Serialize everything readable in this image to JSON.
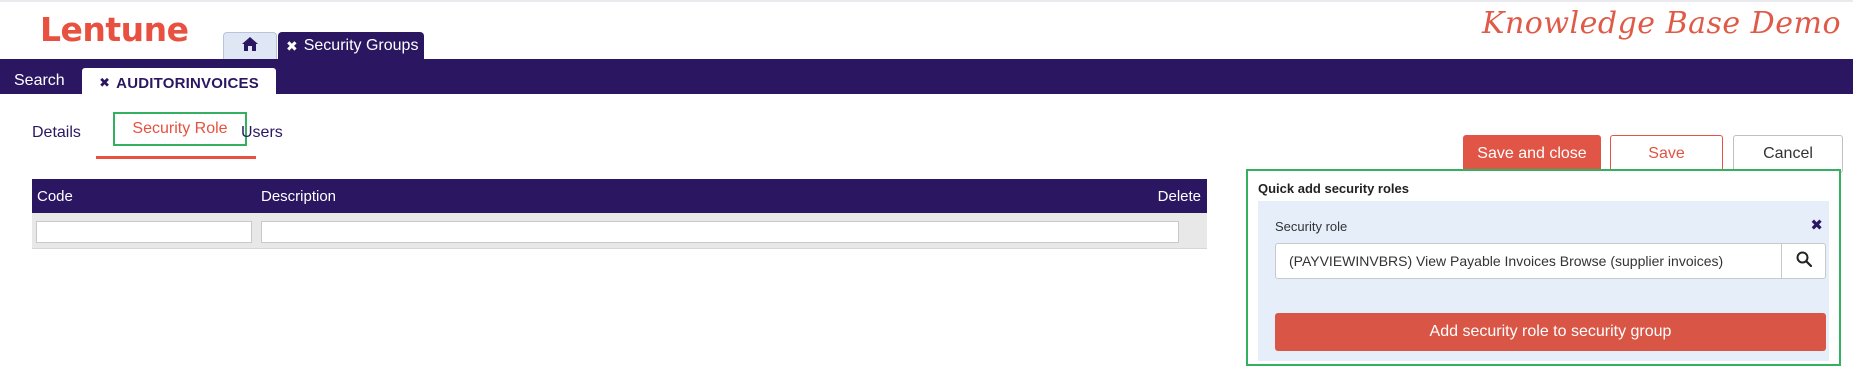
{
  "app": {
    "logo": "Lentune",
    "brand_right": "Knowledge Base Demo"
  },
  "top_tabs": {
    "home_icon": "home-icon",
    "security_groups_label": "Security Groups",
    "close_icon": "close-icon"
  },
  "navbar": {
    "search_label": "Search",
    "active_tab_label": "AUDITORINVOICES"
  },
  "subtabs": [
    {
      "label": "Details"
    },
    {
      "label": "Security Role"
    },
    {
      "label": "Users"
    }
  ],
  "grid": {
    "columns": [
      "Code",
      "Description",
      "Delete"
    ]
  },
  "actions": {
    "save_close": "Save and close",
    "save": "Save",
    "cancel": "Cancel"
  },
  "quick_add": {
    "title": "Quick add security roles",
    "field_label": "Security role",
    "field_value": "(PAYVIEWINVBRS) View Payable Invoices Browse (supplier invoices)",
    "search_icon": "search-icon",
    "add_button": "Add security role to security group"
  },
  "colors": {
    "brand_dark": "#2b1761",
    "accent": "#e8503f",
    "highlight_border": "#33b060",
    "panel_bg": "#e6eefa"
  }
}
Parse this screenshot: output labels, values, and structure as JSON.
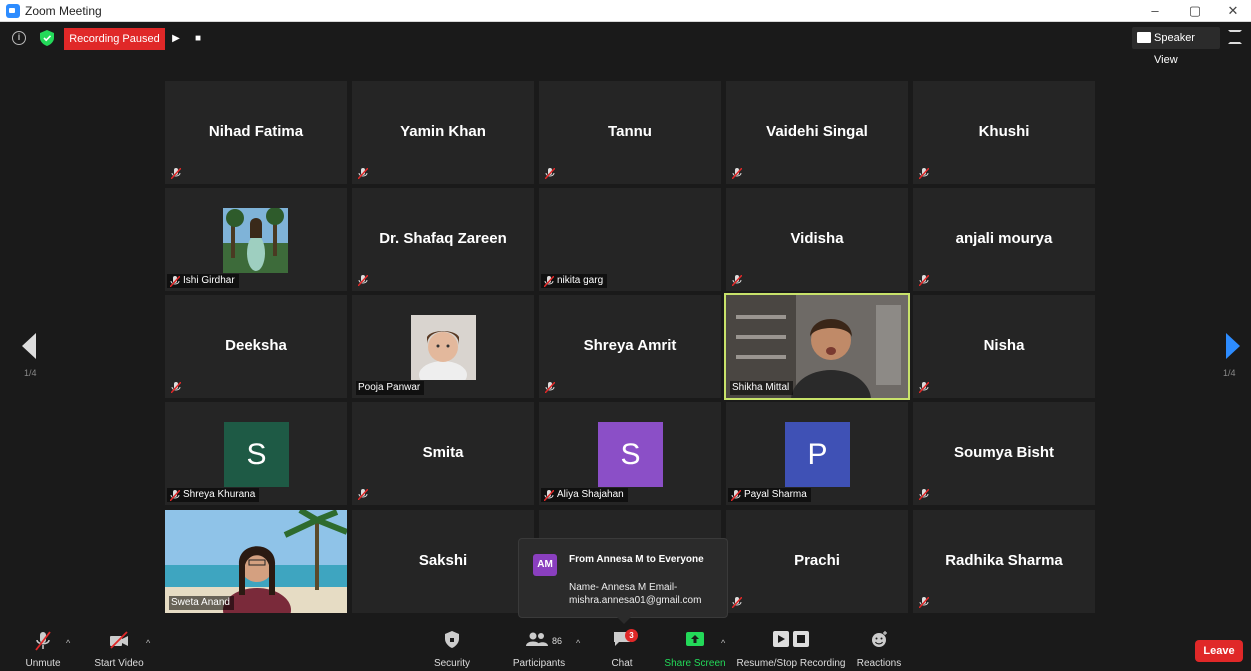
{
  "window": {
    "title": "Zoom Meeting",
    "minimize": "–",
    "maximize": "▢",
    "close": "✕"
  },
  "topbar": {
    "recording_status": "Recording Paused",
    "resume_glyph": "▶",
    "stop_glyph": "■",
    "view_mode": "Speaker View"
  },
  "navigation": {
    "page_left": "1/4",
    "page_right": "1/4"
  },
  "participants": [
    {
      "row": 0,
      "col": 0,
      "display": "Nihad Fatima",
      "label": "",
      "muted": true
    },
    {
      "row": 0,
      "col": 1,
      "display": "Yamin Khan",
      "label": "",
      "muted": true
    },
    {
      "row": 0,
      "col": 2,
      "display": "Tannu",
      "label": "",
      "muted": true
    },
    {
      "row": 0,
      "col": 3,
      "display": "Vaidehi Singal",
      "label": "",
      "muted": true
    },
    {
      "row": 0,
      "col": 4,
      "display": "Khushi",
      "label": "",
      "muted": true
    },
    {
      "row": 1,
      "col": 0,
      "display": "",
      "label": "Ishi Girdhar",
      "muted": true,
      "photo": "beach-photo"
    },
    {
      "row": 1,
      "col": 1,
      "display": "Dr. Shafaq Zareen",
      "label": "",
      "muted": true
    },
    {
      "row": 1,
      "col": 2,
      "display": "",
      "label": "nikita garg",
      "muted": true
    },
    {
      "row": 1,
      "col": 3,
      "display": "Vidisha",
      "label": "",
      "muted": true
    },
    {
      "row": 1,
      "col": 4,
      "display": "anjali mourya",
      "label": "",
      "muted": true
    },
    {
      "row": 2,
      "col": 0,
      "display": "Deeksha",
      "label": "",
      "muted": true
    },
    {
      "row": 2,
      "col": 1,
      "display": "",
      "label": "Pooja Panwar",
      "muted": false,
      "photo": "portrait-photo"
    },
    {
      "row": 2,
      "col": 2,
      "display": "Shreya Amrit",
      "label": "",
      "muted": true
    },
    {
      "row": 2,
      "col": 3,
      "display": "",
      "label": "Shikha Mittal",
      "muted": false,
      "video": "speaker-video",
      "active": true
    },
    {
      "row": 2,
      "col": 4,
      "display": "Nisha",
      "label": "",
      "muted": true
    },
    {
      "row": 3,
      "col": 0,
      "display": "",
      "label": "Shreya Khurana",
      "muted": true,
      "letter": "S",
      "letter_color": "#1e5a45"
    },
    {
      "row": 3,
      "col": 1,
      "display": "Smita",
      "label": "",
      "muted": true
    },
    {
      "row": 3,
      "col": 2,
      "display": "",
      "label": "Aliya Shajahan",
      "muted": true,
      "letter": "S",
      "letter_color": "#8b4fc7"
    },
    {
      "row": 3,
      "col": 3,
      "display": "",
      "label": "Payal Sharma",
      "muted": true,
      "letter": "P",
      "letter_color": "#3f51b5"
    },
    {
      "row": 3,
      "col": 4,
      "display": "Soumya Bisht",
      "label": "",
      "muted": true
    },
    {
      "row": 4,
      "col": 0,
      "display": "",
      "label": "Sweta Anand",
      "muted": false,
      "video": "beach-video"
    },
    {
      "row": 4,
      "col": 1,
      "display": "Sakshi",
      "label": "",
      "muted": false
    },
    {
      "row": 4,
      "col": 2,
      "display": "",
      "label": "",
      "muted": false
    },
    {
      "row": 4,
      "col": 3,
      "display": "Prachi",
      "label": "",
      "muted": true
    },
    {
      "row": 4,
      "col": 4,
      "display": "Radhika Sharma",
      "label": "",
      "muted": true
    }
  ],
  "chat_popup": {
    "avatar": "AM",
    "from": "From Annesa M to Everyone",
    "message": "Name- Annesa M Email- mishra.annesa01@gmail.com"
  },
  "toolbar": {
    "unmute": "Unmute",
    "start_video": "Start Video",
    "security": "Security",
    "participants": "Participants",
    "participants_count": "86",
    "chat": "Chat",
    "chat_unread": "3",
    "share_screen": "Share Screen",
    "recording": "Resume/Stop Recording",
    "reactions": "Reactions",
    "leave": "Leave",
    "caret": "^"
  },
  "colors": {
    "accent_green": "#23d959",
    "record_red": "#e02828",
    "active_speaker": "#c8e26a",
    "mute_red": "#e02828"
  }
}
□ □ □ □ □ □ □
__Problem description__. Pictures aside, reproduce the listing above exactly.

__Answer space__.
Serialize everything readable in this image to JSON.
{
  "app": {
    "logo": "Lentune",
    "brand_right": "Knowledge Base Demo"
  },
  "top_tabs": {
    "home_icon": "home-icon",
    "security_groups_label": "Security Groups",
    "close_icon": "close-icon"
  },
  "navbar": {
    "search_label": "Search",
    "active_tab_label": "AUDITORINVOICES"
  },
  "subtabs": [
    {
      "label": "Details"
    },
    {
      "label": "Security Role"
    },
    {
      "label": "Users"
    }
  ],
  "grid": {
    "columns": [
      "Code",
      "Description",
      "Delete"
    ]
  },
  "actions": {
    "save_close": "Save and close",
    "save": "Save",
    "cancel": "Cancel"
  },
  "quick_add": {
    "title": "Quick add security roles",
    "field_label": "Security role",
    "field_value": "(PAYVIEWINVBRS) View Payable Invoices Browse (supplier invoices)",
    "search_icon": "search-icon",
    "add_button": "Add security role to security group"
  },
  "colors": {
    "brand_dark": "#2b1761",
    "accent": "#e8503f",
    "highlight_border": "#33b060",
    "panel_bg": "#e6eefa"
  }
}
Parse this screenshot: output labels, values, and structure as JSON.
{
  "window": {
    "title": "Zoom Meeting",
    "minimize": "–",
    "maximize": "▢",
    "close": "✕"
  },
  "topbar": {
    "recording_status": "Recording Paused",
    "resume_glyph": "▶",
    "stop_glyph": "■",
    "view_mode": "Speaker View"
  },
  "navigation": {
    "page_left": "1/4",
    "page_right": "1/4"
  },
  "participants": [
    {
      "row": 0,
      "col": 0,
      "display": "Nihad Fatima",
      "label": "",
      "muted": true
    },
    {
      "row": 0,
      "col": 1,
      "display": "Yamin Khan",
      "label": "",
      "muted": true
    },
    {
      "row": 0,
      "col": 2,
      "display": "Tannu",
      "label": "",
      "muted": true
    },
    {
      "row": 0,
      "col": 3,
      "display": "Vaidehi Singal",
      "label": "",
      "muted": true
    },
    {
      "row": 0,
      "col": 4,
      "display": "Khushi",
      "label": "",
      "muted": true
    },
    {
      "row": 1,
      "col": 0,
      "display": "",
      "label": "Ishi Girdhar",
      "muted": true,
      "photo": "beach-photo"
    },
    {
      "row": 1,
      "col": 1,
      "display": "Dr. Shafaq Zareen",
      "label": "",
      "muted": true
    },
    {
      "row": 1,
      "col": 2,
      "display": "",
      "label": "nikita garg",
      "muted": true
    },
    {
      "row": 1,
      "col": 3,
      "display": "Vidisha",
      "label": "",
      "muted": true
    },
    {
      "row": 1,
      "col": 4,
      "display": "anjali mourya",
      "label": "",
      "muted": true
    },
    {
      "row": 2,
      "col": 0,
      "display": "Deeksha",
      "label": "",
      "muted": true
    },
    {
      "row": 2,
      "col": 1,
      "display": "",
      "label": "Pooja Panwar",
      "muted": false,
      "photo": "portrait-photo"
    },
    {
      "row": 2,
      "col": 2,
      "display": "Shreya Amrit",
      "label": "",
      "muted": true
    },
    {
      "row": 2,
      "col": 3,
      "display": "",
      "label": "Shikha Mittal",
      "muted": false,
      "video": "speaker-video",
      "active": true
    },
    {
      "row": 2,
      "col": 4,
      "display": "Nisha",
      "label": "",
      "muted": true
    },
    {
      "row": 3,
      "col": 0,
      "display": "",
      "label": "Shreya Khurana",
      "muted": true,
      "letter": "S",
      "letter_color": "#1e5a45"
    },
    {
      "row": 3,
      "col": 1,
      "display": "Smita",
      "label": "",
      "muted": true
    },
    {
      "row": 3,
      "col": 2,
      "display": "",
      "label": "Aliya Shajahan",
      "muted": true,
      "letter": "S",
      "letter_color": "#8b4fc7"
    },
    {
      "row": 3,
      "col": 3,
      "display": "",
      "label": "Payal Sharma",
      "muted": true,
      "letter": "P",
      "letter_color": "#3f51b5"
    },
    {
      "row": 3,
      "col": 4,
      "display": "Soumya Bisht",
      "label": "",
      "muted": true
    },
    {
      "row": 4,
      "col": 0,
      "display": "",
      "label": "Sweta Anand",
      "muted": false,
      "video": "beach-video"
    },
    {
      "row": 4,
      "col": 1,
      "display": "Sakshi",
      "label": "",
      "muted": false
    },
    {
      "row": 4,
      "col": 2,
      "display": "",
      "label": "",
      "muted": false
    },
    {
      "row": 4,
      "col": 3,
      "display": "Prachi",
      "label": "",
      "muted": true
    },
    {
      "row": 4,
      "col": 4,
      "display": "Radhika Sharma",
      "label": "",
      "muted": true
    }
  ],
  "chat_popup": {
    "avatar": "AM",
    "from": "From Annesa M to Everyone",
    "message": "Name- Annesa M Email- mishra.annesa01@gmail.com"
  },
  "toolbar": {
    "unmute": "Unmute",
    "start_video": "Start Video",
    "security": "Security",
    "participants": "Participants",
    "participants_count": "86",
    "chat": "Chat",
    "chat_unread": "3",
    "share_screen": "Share Screen",
    "recording": "Resume/Stop Recording",
    "reactions": "Reactions",
    "leave": "Leave",
    "caret": "^"
  },
  "colors": {
    "accent_green": "#23d959",
    "record_red": "#e02828",
    "active_speaker": "#c8e26a",
    "mute_red": "#e02828"
  }
}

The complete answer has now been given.